-------- INPUT DATA --------

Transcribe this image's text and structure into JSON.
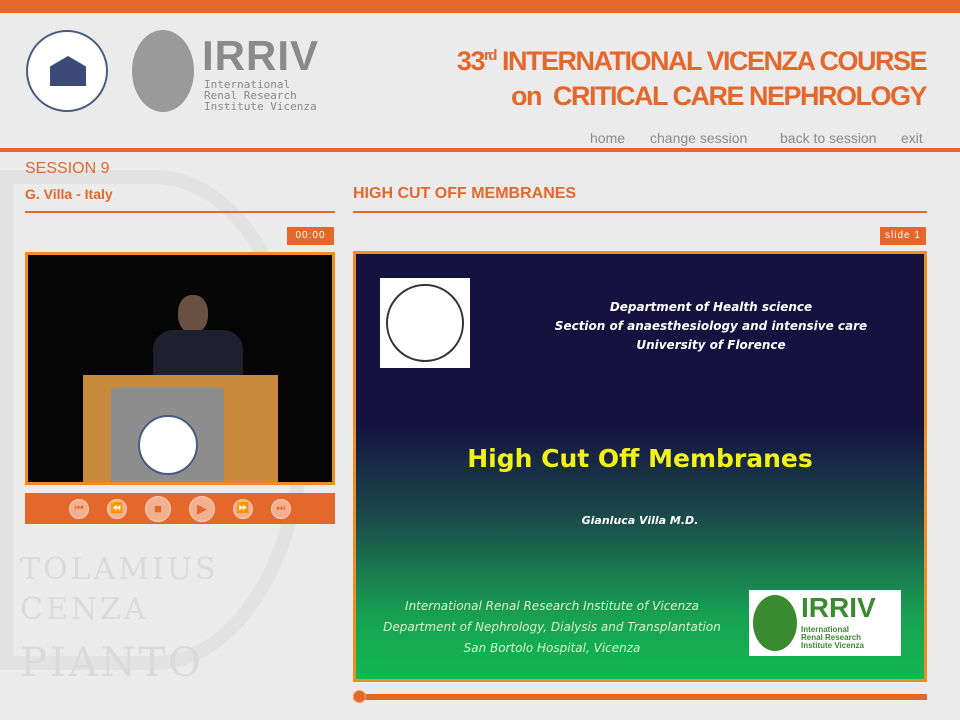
{
  "header": {
    "title_num": "33",
    "title_sup": "rd",
    "title_line1": "INTERNATIONAL VICENZA COURSE",
    "title_line2_on": "on",
    "title_line2": "CRITICAL CARE NEPHROLOGY",
    "irriv_logo": "IRRIV",
    "irriv_sub": [
      "International",
      "Renal Research",
      "Institute Vicenza"
    ]
  },
  "nav": {
    "home": "home",
    "change_session": "change session",
    "back_to_session": "back to session",
    "exit": "exit"
  },
  "session": {
    "label": "SESSION 9",
    "speaker": "G. Villa - Italy",
    "talk_title": "HIGH CUT OFF MEMBRANES"
  },
  "player": {
    "time": "00:00",
    "slide_label": "slide 1",
    "progress": 0
  },
  "watermark": [
    "TOLAMIUS",
    "CENZA",
    "PIANTO"
  ],
  "slide": {
    "dept": [
      "Department of Health science",
      "Section of anaesthesiology and intensive care",
      "University of Florence"
    ],
    "title": "High Cut Off Membranes",
    "author": "Gianluca Villa M.D.",
    "institute": [
      "International Renal Research Institute of Vicenza",
      "Department of Nephrology, Dialysis and Transplantation",
      "San Bortolo Hospital, Vicenza"
    ],
    "logo": "IRRIV",
    "logo_sub": [
      "International",
      "Renal Research",
      "Institute Vicenza"
    ]
  }
}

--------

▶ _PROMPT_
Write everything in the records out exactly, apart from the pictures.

▶ _TASK OUTPUT_
Transcribe this image's text and structure into JSON.
{
  "header": {
    "title_num": "33",
    "title_sup": "rd",
    "title_line1": "INTERNATIONAL VICENZA COURSE",
    "title_line2_on": "on",
    "title_line2": "CRITICAL CARE NEPHROLOGY",
    "irriv_logo": "IRRIV",
    "irriv_sub": [
      "International",
      "Renal Research",
      "Institute Vicenza"
    ]
  },
  "nav": {
    "home": "home",
    "change_session": "change session",
    "back_to_session": "back to session",
    "exit": "exit"
  },
  "session": {
    "label": "SESSION 9",
    "speaker": "G. Villa - Italy",
    "talk_title": "HIGH CUT OFF MEMBRANES"
  },
  "player": {
    "time": "00:00",
    "slide_label": "slide 1",
    "progress": 0
  },
  "watermark": [
    "TOLAMIUS",
    "CENZA",
    "PIANTO"
  ],
  "slide": {
    "dept": [
      "Department of Health science",
      "Section of anaesthesiology and intensive care",
      "University of Florence"
    ],
    "title": "High Cut Off Membranes",
    "author": "Gianluca Villa M.D.",
    "institute": [
      "International Renal Research Institute of Vicenza",
      "Department of Nephrology, Dialysis and Transplantation",
      "San Bortolo Hospital, Vicenza"
    ],
    "logo": "IRRIV",
    "logo_sub": [
      "International",
      "Renal Research",
      "Institute Vicenza"
    ]
  }
}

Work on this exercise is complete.